You might not expect it, but this movie is funny. In fact, I remember wishing that what they call comedies nowadays were this funny. Walt is hilarious. He spews racial epithets with impunity, he really doesn't care what anyone thinks. He calls the Hmong gooks to their faces, but they don't care, they welcome him anyway. I wish we as a country could let go of race and treat it as a source of humor not hate like Walt does with his barber and construction worker friend. "How ya doin' ya slimy mick bastard?" He didn't actually say that I don't think, but it was something like that. I'm a honky, he's a cracker, he's a wop, she's a beaner.
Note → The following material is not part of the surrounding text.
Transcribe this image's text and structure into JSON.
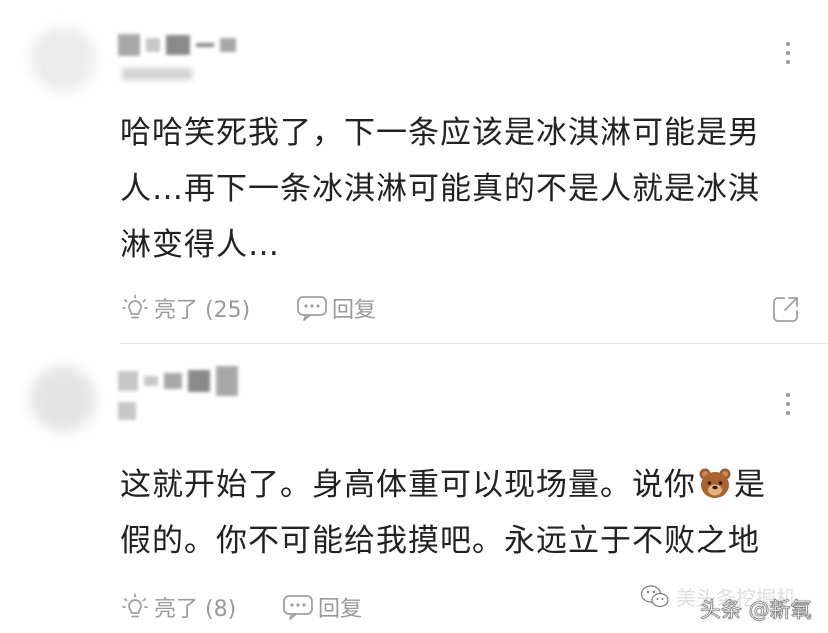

So what. Race is a thing we have to deal with, and it won't be dealt with by ignoring it. Problems never go away that way.
All in all, this is one of the most impactful movies I have ever seen because if it's negative portrayal of redemptive violence. Even in the small cruddy theater I saw it in, there was substantial applause when the film ended. The only complaint I had was the acting was a little thin from some of the Hmong leads, but that was because only one of them had ever acted before. And I guess you could say with all the frowning and stern looks Eastwood gives in all his movies, the look has almost stuck. It's kind of hard to make him look any more pissed than usual, but the general nastiness and pissed offedness of the character does a pretty good job.
Entertainment wise, The Dark Knight was the best movie last year, but with how I perceive the message that I'd like to present, I put Gran Torino in first place. I hope one day Israel figures out that violence doesn't work. I give this movie 9/10 and it would have been 10 save for the acting. This will be a movie that I get on Blu-Ray or whatever technology is in, and it will be a movie my children will watch with me. Yes the swearing is excessive, but that's reality for you and it is easily forgettable. Watch it. I think it would be a fitting end if ol' Clint quit making movies.